▶ What to do: Pull every line holding the word "this" out of the data and copy it.

--------------------------------

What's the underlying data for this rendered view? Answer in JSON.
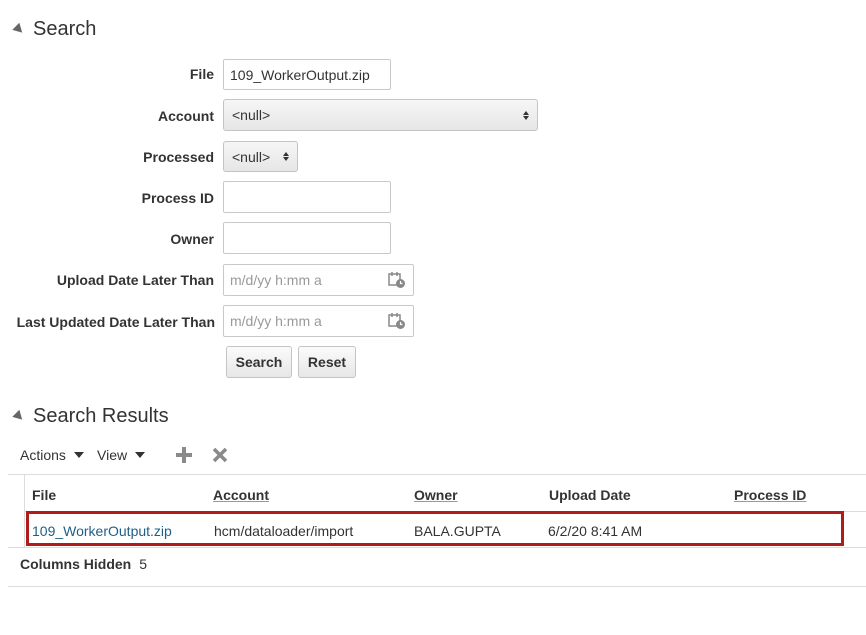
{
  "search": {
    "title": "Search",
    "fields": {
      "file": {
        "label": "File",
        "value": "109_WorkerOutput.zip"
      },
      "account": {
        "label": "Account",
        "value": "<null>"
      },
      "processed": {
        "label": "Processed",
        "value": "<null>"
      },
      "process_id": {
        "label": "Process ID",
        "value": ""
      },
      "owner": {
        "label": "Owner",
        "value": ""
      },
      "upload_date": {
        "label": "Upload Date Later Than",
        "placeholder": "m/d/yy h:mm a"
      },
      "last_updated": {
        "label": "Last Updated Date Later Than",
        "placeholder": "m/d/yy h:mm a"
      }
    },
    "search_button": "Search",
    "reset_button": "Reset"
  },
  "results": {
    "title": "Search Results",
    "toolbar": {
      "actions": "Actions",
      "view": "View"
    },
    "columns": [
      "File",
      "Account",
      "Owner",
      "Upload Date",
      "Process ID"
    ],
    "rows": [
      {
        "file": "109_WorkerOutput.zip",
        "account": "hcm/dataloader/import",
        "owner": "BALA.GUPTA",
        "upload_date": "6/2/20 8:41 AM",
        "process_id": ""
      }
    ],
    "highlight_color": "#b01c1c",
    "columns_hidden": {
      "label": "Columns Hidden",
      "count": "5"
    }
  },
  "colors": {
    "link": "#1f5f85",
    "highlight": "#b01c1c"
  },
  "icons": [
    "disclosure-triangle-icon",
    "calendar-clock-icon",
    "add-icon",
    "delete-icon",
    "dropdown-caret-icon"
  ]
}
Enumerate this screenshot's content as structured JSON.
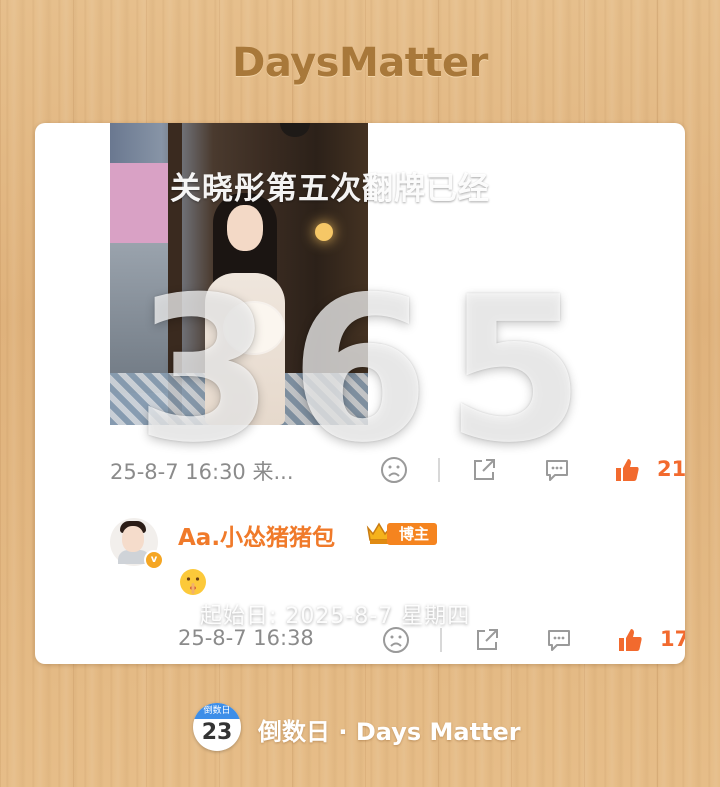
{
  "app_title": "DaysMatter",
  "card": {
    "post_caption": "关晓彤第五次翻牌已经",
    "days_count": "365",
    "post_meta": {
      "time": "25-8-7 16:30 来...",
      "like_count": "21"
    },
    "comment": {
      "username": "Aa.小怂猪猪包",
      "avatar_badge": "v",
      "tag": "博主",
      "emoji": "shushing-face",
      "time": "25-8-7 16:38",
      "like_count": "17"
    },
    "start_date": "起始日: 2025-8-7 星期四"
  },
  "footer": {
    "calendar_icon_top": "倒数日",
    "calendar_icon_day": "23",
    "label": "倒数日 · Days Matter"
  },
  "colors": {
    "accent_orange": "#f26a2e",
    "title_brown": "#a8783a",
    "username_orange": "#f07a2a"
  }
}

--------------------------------

▶ Solution:
What's the underlying data for this rendered view? Answer in JSON.
Enumerate this screenshot's content as structured JSON.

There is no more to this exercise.